RIDING BOOT BUYER’S GUIDE – UNDER $150
There really should be no question that a helmet and eye protection are the most important pieces of safety equipment you can wear when riding an ATV or driving a UTV. It is easier to worry less about boots since we shouldn’t be putting our feet down, right? Wrong. We dress for when things go wrong, and sturdy boots that cover and protect the ankles are a vital part of our safety gear. You probably have a smartphone, right? We like to call boots “smart gear.” There is a dizzying array of boots to choose from, and the price range is huge. If you look at top ATV motocross racers, you will see that every one of those riders is wearing top-flight, expensive but fully featured motocross boots. For the average rider, the choice is a little muddier. Average riders definitely still need boots but might not be in the market for those over $500. For this guide, we set an upper limit of $150, and, frankly, we were as interested to see what kind of value this segment offers as we think you will be. There are some very nice boots under that price point.
Just like with helmets and other protective gear, you do get what you pay for. Make no mistake, more expensive boots will offer more support, protection and comfort, and generally they are made of materials that will last longer. On the other hand, there are intelligent choices for those with a smaller budget. We haven’t included every boot at this price point. Answer, Chaparral (Ocelot brand) and MSR all have boots in this range, but they couldn’t make our deadline.
Description: AXO’s Drone boot is an attractive, substantial-looking and -feeling product for the price of $110 for the adult model. According to the tag inside, it contains no leather, though the synthetic material does look and feel like leather. There is a generous quantity of plastic in areas that are high wear or where additional protection is needed. The rubber sole (smooth sole only) is sewed on with a steel cap at the front. The inside of the boot has full-coverage padding that is deepest at the ankle area. Sizing felt correct. The straps for the buckles are easy to adjust, but the buckles themselves take some work. Once locked, they take a firm jerk to pop free. The buckles have two rather thin arms that must precisely engage the mechanism. It takes some effort to lock them, but there is an audible snap with they do lock.
MSRP: Adult, $110; peewee, $100; junior, $105
Sizes: Peewee K10–2, junior 3–6, adult 7–14
Contact: (661)257-0916, www.axo.com

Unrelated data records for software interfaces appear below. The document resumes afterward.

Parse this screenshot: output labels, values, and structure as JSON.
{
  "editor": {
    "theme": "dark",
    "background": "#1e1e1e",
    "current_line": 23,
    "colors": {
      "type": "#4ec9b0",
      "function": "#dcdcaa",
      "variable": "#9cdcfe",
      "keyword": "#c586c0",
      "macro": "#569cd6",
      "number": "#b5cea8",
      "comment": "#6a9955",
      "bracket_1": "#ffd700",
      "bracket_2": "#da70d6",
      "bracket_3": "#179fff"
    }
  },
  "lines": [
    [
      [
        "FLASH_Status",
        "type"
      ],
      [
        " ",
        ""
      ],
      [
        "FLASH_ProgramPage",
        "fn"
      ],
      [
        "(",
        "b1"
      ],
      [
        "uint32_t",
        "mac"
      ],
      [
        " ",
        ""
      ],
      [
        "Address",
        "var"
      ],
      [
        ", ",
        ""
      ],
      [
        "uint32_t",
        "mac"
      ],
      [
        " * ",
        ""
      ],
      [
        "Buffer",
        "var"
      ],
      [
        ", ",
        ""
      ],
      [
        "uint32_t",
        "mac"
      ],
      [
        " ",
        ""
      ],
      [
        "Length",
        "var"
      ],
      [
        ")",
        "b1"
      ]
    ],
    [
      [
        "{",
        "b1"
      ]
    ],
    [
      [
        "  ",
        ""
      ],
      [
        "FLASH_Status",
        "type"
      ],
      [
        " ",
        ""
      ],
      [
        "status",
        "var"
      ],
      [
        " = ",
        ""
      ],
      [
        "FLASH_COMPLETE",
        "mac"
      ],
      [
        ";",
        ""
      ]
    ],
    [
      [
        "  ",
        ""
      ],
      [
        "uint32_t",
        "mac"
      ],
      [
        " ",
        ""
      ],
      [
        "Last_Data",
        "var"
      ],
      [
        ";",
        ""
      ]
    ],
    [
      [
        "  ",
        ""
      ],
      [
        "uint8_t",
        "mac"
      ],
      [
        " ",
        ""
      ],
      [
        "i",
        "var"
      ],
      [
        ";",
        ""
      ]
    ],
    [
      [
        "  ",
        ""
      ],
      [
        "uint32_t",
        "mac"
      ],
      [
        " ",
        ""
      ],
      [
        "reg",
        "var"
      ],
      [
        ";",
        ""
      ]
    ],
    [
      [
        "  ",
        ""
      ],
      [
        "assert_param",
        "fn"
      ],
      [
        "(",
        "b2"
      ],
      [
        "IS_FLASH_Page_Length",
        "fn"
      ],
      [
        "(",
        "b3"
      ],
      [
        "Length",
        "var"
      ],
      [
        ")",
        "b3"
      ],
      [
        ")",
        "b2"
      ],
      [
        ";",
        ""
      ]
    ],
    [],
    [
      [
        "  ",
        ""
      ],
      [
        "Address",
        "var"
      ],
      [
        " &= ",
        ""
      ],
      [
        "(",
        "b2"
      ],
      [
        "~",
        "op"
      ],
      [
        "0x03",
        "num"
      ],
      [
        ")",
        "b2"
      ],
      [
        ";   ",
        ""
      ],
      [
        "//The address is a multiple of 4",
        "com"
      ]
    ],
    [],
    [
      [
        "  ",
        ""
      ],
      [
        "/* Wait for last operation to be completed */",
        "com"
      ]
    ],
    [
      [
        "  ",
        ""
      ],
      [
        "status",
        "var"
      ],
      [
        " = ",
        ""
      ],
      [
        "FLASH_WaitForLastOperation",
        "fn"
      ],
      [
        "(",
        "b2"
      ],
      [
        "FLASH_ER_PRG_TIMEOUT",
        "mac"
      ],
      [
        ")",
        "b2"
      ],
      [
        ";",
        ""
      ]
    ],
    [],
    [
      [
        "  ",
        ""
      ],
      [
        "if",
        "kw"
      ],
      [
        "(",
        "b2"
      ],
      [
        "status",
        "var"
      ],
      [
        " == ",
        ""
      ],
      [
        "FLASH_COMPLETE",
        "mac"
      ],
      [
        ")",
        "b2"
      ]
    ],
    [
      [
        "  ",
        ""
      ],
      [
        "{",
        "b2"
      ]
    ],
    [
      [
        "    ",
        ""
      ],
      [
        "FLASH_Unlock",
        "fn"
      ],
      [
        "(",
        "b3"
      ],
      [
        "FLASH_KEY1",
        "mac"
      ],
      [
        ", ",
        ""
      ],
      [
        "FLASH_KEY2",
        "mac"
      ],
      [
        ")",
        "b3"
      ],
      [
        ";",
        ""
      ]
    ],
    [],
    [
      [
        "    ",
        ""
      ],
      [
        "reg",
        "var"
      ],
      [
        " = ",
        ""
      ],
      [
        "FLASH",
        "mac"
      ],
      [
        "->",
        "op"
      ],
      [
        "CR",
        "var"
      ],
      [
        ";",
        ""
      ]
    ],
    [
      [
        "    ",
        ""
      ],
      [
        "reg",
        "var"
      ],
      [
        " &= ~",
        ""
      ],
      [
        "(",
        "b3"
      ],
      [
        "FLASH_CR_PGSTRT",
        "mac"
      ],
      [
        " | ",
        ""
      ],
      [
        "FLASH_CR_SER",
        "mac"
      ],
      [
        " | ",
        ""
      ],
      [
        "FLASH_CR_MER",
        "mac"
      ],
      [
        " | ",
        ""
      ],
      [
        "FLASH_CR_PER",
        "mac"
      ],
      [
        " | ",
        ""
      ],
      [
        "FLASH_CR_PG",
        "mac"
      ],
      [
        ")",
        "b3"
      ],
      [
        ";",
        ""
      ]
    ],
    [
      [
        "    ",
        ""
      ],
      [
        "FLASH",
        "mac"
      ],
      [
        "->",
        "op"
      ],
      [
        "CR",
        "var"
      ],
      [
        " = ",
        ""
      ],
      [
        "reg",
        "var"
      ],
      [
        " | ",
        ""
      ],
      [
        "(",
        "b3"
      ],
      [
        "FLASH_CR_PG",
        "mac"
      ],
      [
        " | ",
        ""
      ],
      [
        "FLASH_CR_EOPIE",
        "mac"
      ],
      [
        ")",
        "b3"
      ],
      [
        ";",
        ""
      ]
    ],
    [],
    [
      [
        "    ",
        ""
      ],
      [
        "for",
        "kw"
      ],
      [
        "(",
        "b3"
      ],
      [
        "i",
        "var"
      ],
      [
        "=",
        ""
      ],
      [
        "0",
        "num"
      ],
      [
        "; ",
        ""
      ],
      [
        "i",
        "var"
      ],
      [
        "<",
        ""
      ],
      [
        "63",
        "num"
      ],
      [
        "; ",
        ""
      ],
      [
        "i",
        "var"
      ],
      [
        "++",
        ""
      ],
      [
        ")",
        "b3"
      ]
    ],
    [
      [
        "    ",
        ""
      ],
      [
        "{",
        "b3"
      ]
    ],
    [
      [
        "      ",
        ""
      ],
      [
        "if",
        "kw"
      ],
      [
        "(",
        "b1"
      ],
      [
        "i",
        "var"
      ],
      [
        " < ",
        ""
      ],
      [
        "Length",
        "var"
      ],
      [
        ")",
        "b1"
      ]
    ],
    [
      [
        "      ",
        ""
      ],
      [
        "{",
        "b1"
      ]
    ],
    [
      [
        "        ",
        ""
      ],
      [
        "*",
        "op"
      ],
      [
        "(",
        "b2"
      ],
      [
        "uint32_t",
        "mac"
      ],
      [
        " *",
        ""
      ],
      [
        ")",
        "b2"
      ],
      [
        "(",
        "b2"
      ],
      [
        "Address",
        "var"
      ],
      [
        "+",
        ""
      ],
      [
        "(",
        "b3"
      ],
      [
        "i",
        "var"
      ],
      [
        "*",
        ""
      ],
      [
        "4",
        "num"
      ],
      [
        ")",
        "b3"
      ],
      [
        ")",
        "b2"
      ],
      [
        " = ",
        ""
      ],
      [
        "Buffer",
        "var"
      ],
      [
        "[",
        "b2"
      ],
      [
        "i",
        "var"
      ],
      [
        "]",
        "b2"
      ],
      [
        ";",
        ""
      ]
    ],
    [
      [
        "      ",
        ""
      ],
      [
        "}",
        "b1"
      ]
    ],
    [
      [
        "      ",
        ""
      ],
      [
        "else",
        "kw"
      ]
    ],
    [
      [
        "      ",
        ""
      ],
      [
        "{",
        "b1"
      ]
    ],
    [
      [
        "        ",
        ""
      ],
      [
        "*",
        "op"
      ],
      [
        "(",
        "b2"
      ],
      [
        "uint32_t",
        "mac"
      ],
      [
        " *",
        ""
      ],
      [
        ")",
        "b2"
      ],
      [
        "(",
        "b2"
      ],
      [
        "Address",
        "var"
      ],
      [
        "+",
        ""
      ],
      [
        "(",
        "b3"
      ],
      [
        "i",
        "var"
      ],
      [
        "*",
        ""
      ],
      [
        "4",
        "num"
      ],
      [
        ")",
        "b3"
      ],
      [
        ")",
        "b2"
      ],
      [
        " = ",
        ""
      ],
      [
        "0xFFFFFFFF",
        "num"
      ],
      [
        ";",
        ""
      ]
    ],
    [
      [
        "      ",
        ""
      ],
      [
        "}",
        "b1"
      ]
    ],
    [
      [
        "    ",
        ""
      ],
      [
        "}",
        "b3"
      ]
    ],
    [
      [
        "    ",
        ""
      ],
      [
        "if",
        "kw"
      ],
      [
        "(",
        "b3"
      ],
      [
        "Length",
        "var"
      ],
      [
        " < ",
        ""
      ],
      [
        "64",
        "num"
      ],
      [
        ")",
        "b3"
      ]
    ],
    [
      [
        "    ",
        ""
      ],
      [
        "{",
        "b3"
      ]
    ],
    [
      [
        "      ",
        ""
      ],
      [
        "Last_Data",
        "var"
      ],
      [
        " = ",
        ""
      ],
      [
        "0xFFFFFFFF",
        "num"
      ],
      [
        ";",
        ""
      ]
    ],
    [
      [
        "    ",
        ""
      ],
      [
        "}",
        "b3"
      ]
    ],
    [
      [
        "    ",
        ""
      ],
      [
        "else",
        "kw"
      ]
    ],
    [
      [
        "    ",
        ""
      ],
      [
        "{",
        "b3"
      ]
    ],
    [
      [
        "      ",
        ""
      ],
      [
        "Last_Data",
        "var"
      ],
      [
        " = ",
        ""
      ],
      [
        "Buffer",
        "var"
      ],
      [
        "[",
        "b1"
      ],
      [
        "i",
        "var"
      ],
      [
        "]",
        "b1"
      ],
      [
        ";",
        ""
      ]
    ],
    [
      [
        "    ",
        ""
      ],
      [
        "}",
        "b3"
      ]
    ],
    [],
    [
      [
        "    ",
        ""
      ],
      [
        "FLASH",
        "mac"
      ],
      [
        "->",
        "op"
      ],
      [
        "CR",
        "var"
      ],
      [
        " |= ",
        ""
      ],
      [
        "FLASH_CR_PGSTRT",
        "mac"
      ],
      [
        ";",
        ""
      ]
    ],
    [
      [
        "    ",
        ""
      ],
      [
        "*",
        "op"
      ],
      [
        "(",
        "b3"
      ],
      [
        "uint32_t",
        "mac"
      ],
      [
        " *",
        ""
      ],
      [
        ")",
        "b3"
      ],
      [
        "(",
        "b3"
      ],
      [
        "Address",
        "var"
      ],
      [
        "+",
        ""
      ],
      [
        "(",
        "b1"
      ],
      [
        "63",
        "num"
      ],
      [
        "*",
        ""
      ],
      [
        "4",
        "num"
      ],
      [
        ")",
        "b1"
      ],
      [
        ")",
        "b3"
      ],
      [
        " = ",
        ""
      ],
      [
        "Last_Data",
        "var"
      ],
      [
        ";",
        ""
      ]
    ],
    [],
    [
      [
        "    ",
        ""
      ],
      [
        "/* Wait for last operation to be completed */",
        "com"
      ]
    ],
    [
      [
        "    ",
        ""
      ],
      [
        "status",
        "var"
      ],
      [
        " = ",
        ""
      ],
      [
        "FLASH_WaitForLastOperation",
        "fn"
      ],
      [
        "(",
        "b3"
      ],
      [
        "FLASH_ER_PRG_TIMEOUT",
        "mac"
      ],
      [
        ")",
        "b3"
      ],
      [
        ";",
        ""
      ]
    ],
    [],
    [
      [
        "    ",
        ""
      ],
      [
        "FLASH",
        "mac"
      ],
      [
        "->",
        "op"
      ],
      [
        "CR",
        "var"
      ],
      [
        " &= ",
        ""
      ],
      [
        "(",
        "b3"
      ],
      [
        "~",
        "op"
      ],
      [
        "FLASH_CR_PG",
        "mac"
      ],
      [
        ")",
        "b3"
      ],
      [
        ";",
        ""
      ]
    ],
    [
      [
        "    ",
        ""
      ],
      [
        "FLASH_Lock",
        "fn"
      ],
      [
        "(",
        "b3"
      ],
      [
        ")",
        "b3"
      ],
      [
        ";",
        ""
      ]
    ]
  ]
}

Description: The Fly Maverik is another great-looking boot that is sturdy and fully featured, with a smooth, sewn-on sole. The tag inside claims 10 percent of the boot is leather, and we suspect that the only organic leather is the heat shield on the inside surface of the boot. The 89-percent majority of the boot is synthetic, with the final 1 percent being metal. We’d say the percentage of metal is higher than that, with the steel shank, steel toe cap, and various mounting screws and buckle parts. The sizing is close, and the inside of the boot is fully padded. The buckles have two arms that catch a pin that protrude from the buckle strap. The buckles are easy to lock and unlock. The little arms are flexible, so you must line up the buckle strap straight or the buckle can twist. Overall, we’d say it’s much easier to use than the AXO Drone buckles, but not as securely locked. Replaceable soles are available.
Sizes: Youth size 1 through adult 15
Colors: Black, white/black prints, black/white prints
Contact: www.flyracing.com to find a dealer near you.
Description: The Element features a bonded sole over a steel shank rather than one that is sewed on. A molded cap in the front substitutes for the metal cap that some of the other boots use. You can’t replace the sole, but it doesn’t have an edge to snag on the ground. The buckles are easy to use, but also lock securely, and that is a good combination. The sizing is a bit on the small side, so go up if you are in between sizes. Replacement straps and buckles are available, and there is a leather heat shield.
MSRP: Adult, $129.99; Panic (black-and-white design), $139.99; youth, $119.99
Sizes: Adult 7–15, youth 1–6, women 5–12
Colors: Black, white, black/pink and Panic (some large sizes are in black only)
Contact: (800) 32-ONEAL, www.oneal.com
Description: The Shorty II boot is basically the Element boot in a short version. It is made using the same construction and features as the Element as well, but it ends just above the ankle. The Shorty II is made for ATV, SxS, dual-sport and pit-bike riding.
Contact: (800) 32-ONEAL, www.oneal.com
Description: This boot is so new that we didn’t actually get our hands on a pair, so we can’t comment on the fit or buckles. Unlike the other full-size boots, the Blitz uses only three straps and buckles, in addition to the Velcro closure at the top. The Blitz uses a synthetic heat shield. The boot has molded plastic protection parts and a mesh liner. There is a steel shank to protect the bottom of the foot on landings. The Blitz is available with a smooth MX sole or in an ATV model with a rugged sole.
Sizes: Adult 7–15
Colors: White, black
Contact: www.thormx.com, see your dealer